Poker is a card game that involves betting. It is played with a deck of 52 cards, divided into four suits that have 13 ranks each. The card ace is the highest, and the two of clubs is the lowest. In poker, players place forced bets in order to compete with each other for the pot, which is won by the player with the best hand. The game can be complicated, but it is also a lot of fun. There are many different strategies to use in poker, and a good poker player must always think on their feet.
There are several variants of poker, but most games involve betting and the same basic rules. The game starts with the dealer shuffles and deals cards to all players, who then place bets. These bets are placed into a central pot and may be augmented or replaced during a series of betting rounds. After the betting is complete, players reveal their hands. The player with the best five-card hand wins.
A basic poker strategy is to bet with a strong hand and fold with weaker ones. The stronger your hand, the more you can bet and raise, which will push out weaker players and make the pot larger for you. It is also a good idea to bluff from time to time, although you need to be careful not to overdo this. The other players may pick up on this and re-raise you, in which case you should call.
The key to success in poker is reading your opponents. The more you play, the better you will become at this. You can learn a lot about your opponents by looking at their actions and analyzing their betting patterns. You can also determine whether they are conservative or aggressive, which helps you predict how they will play each hand.

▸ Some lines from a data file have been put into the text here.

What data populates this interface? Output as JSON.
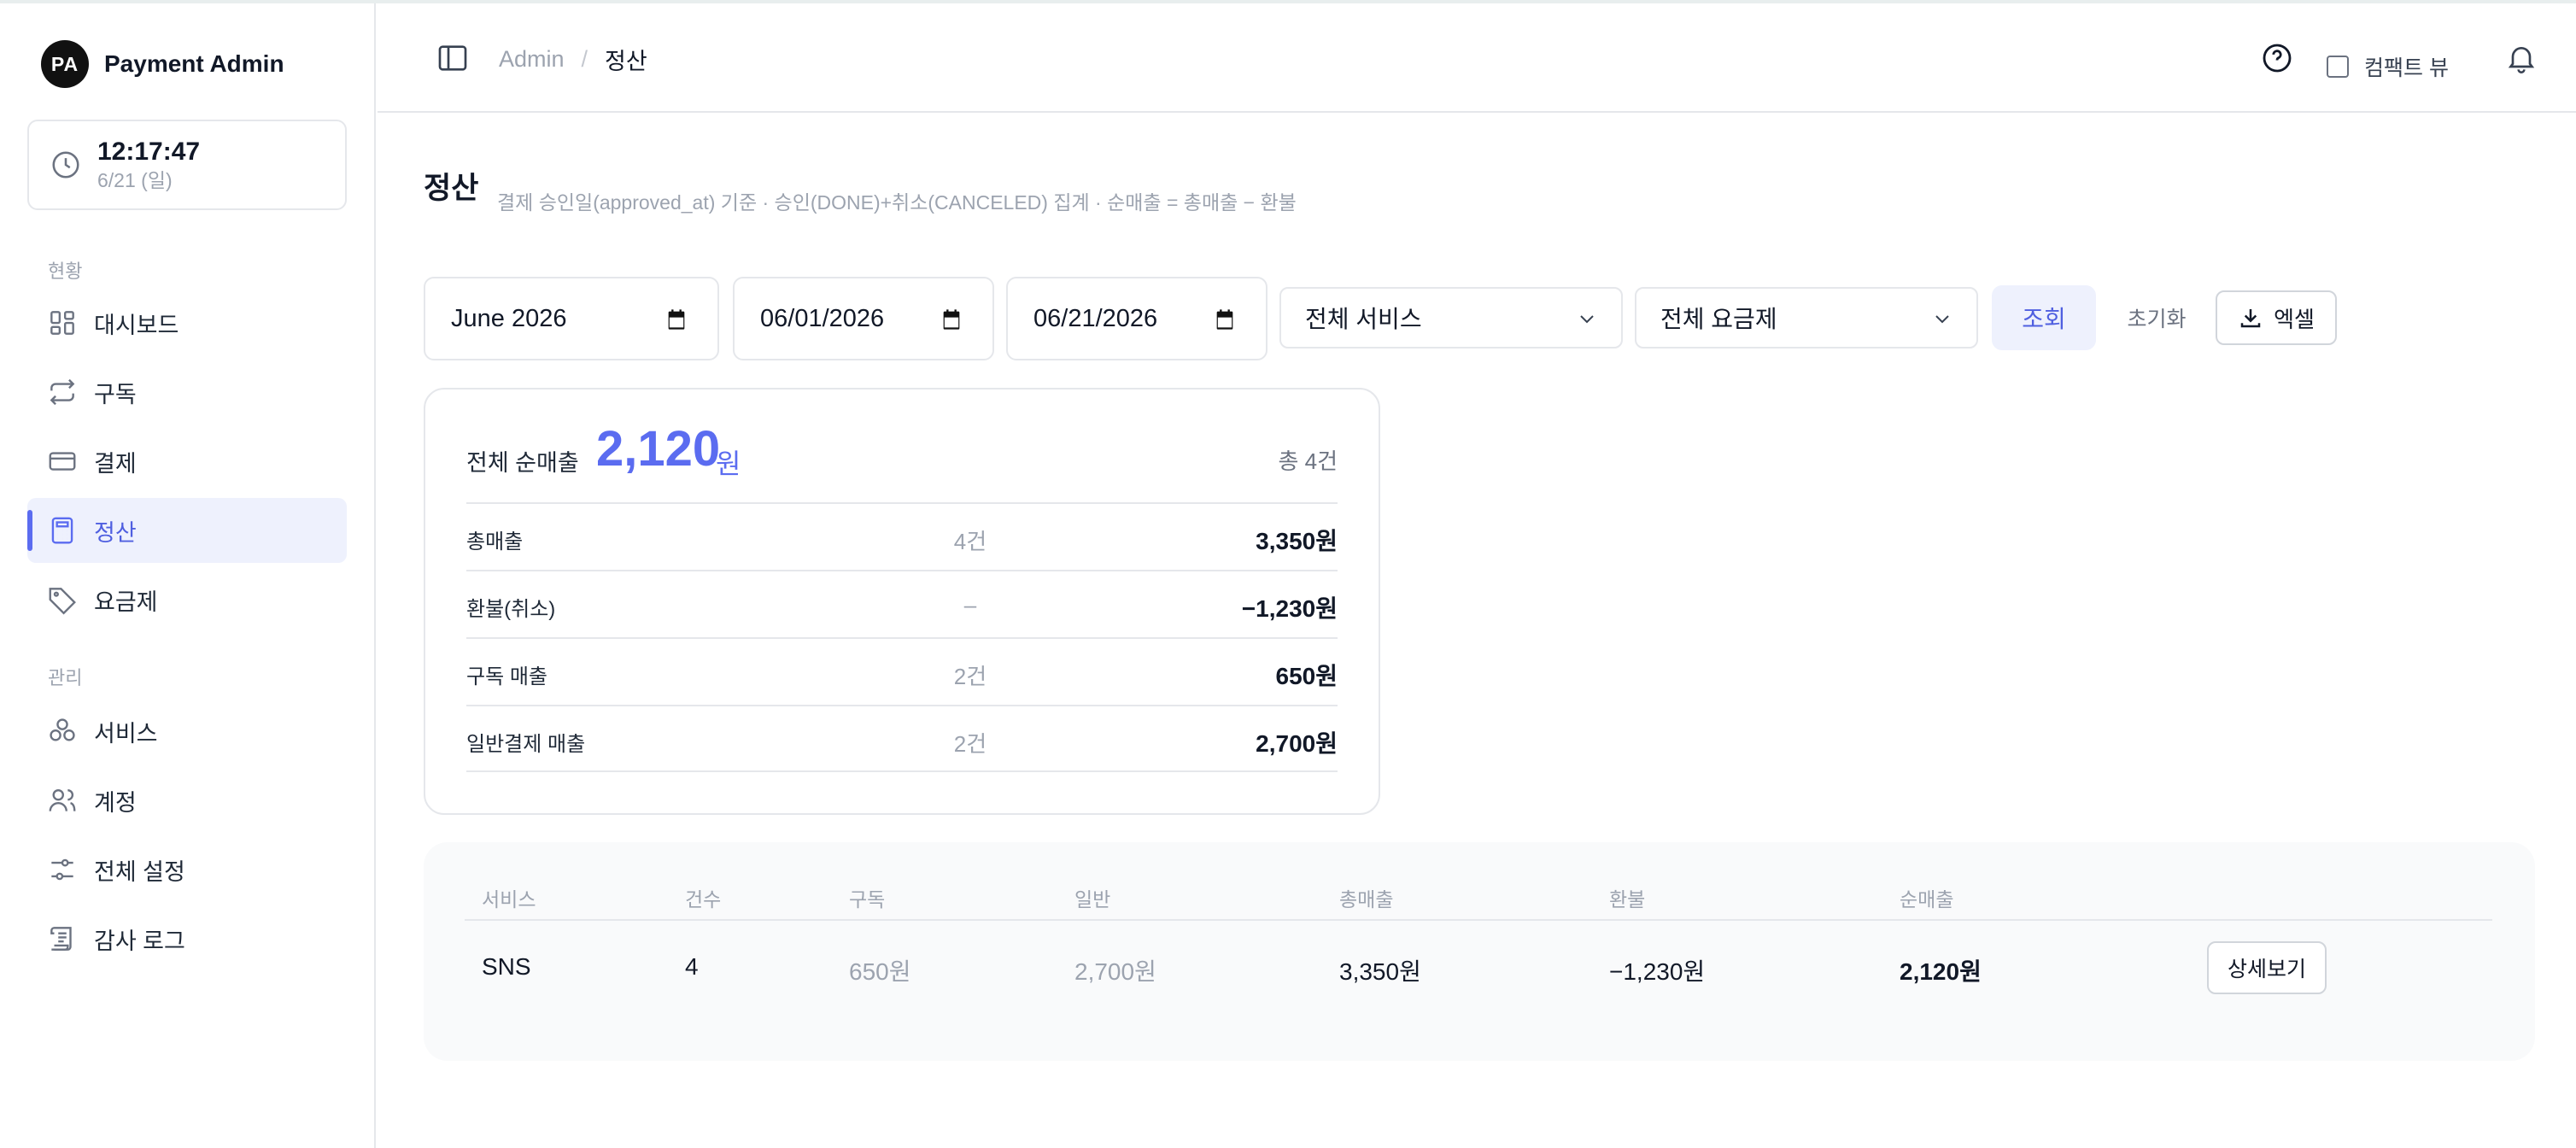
{
  "app": {
    "logo_text": "PA",
    "name": "Payment Admin"
  },
  "clock": {
    "time": "12:17:47",
    "date": "6/21 (일)"
  },
  "sidebar": {
    "sections": [
      {
        "title": "현황"
      },
      {
        "title": "관리"
      }
    ],
    "items": [
      {
        "label": "대시보드",
        "icon": "grid-icon"
      },
      {
        "label": "구독",
        "icon": "repeat-icon"
      },
      {
        "label": "결제",
        "icon": "credit-card-icon"
      },
      {
        "label": "정산",
        "icon": "calculator-icon",
        "active": true
      },
      {
        "label": "요금제",
        "icon": "tag-icon"
      },
      {
        "label": "서비스",
        "icon": "boxes-icon"
      },
      {
        "label": "계정",
        "icon": "users-icon"
      },
      {
        "label": "전체 설정",
        "icon": "sliders-icon"
      },
      {
        "label": "감사 로그",
        "icon": "scroll-icon"
      }
    ]
  },
  "header": {
    "breadcrumb_root": "Admin",
    "breadcrumb_sep": "/",
    "breadcrumb_current": "정산",
    "compact_view_label": "컴팩트 뷰"
  },
  "page": {
    "title": "정산",
    "subtitle": "결제 승인일(approved_at) 기준 · 승인(DONE)+취소(CANCELED) 집계 · 순매출 = 총매출 − 환불"
  },
  "filters": {
    "month": "June 2026",
    "start_date": "06/01/2026",
    "end_date": "06/21/2026",
    "service_select": "전체 서비스",
    "plan_select": "전체 요금제",
    "query_button": "조회",
    "reset_button": "초기화",
    "excel_button": "엑셀"
  },
  "summary": {
    "label": "전체 순매출",
    "amount": "2,120",
    "unit": "원",
    "total_count": "총 4건",
    "rows": [
      {
        "label": "총매출",
        "count": "4건",
        "amount": "3,350원"
      },
      {
        "label": "환불(취소)",
        "count": "–",
        "amount": "−1,230원"
      },
      {
        "label": "구독 매출",
        "count": "2건",
        "amount": "650원"
      },
      {
        "label": "일반결제 매출",
        "count": "2건",
        "amount": "2,700원"
      }
    ]
  },
  "table": {
    "headers": [
      "서비스",
      "건수",
      "구독",
      "일반",
      "총매출",
      "환불",
      "순매출"
    ],
    "rows": [
      {
        "service": "SNS",
        "count": "4",
        "subscription": "650원",
        "general": "2,700원",
        "gross": "3,350원",
        "refund": "−1,230원",
        "net": "2,120원",
        "action": "상세보기"
      }
    ]
  },
  "colors": {
    "accent": "#5b6cf0",
    "accent_bg": "#eef1fd"
  }
}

Conservative players usually avoid high betting, while aggressive players often bet early in the hand before seeing their opponent’s cards.
Another important aspect of poker is knowing when to quit. If you are feeling frustrated or tired, it is best to walk away from the table. This will save you a lot of money in the long run. Poker is a mentally intensive game, and you will perform best when you are in a positive mood.
Another important aspect of poker is studying the game and understanding the rules. You must understand hand rankings, the basics of position, and the meaning of ties. This knowledge will help you develop your own strategy and increase your win rate. Also, spend time observing experienced players and thinking about how they would react in each situation. This will help you develop quick instincts. It is also a good idea to practice on the internet with a free account and track your wins and losses. This will help you figure out how much of a profit you are making. Then, you can decide to move up stakes or stick with your current game.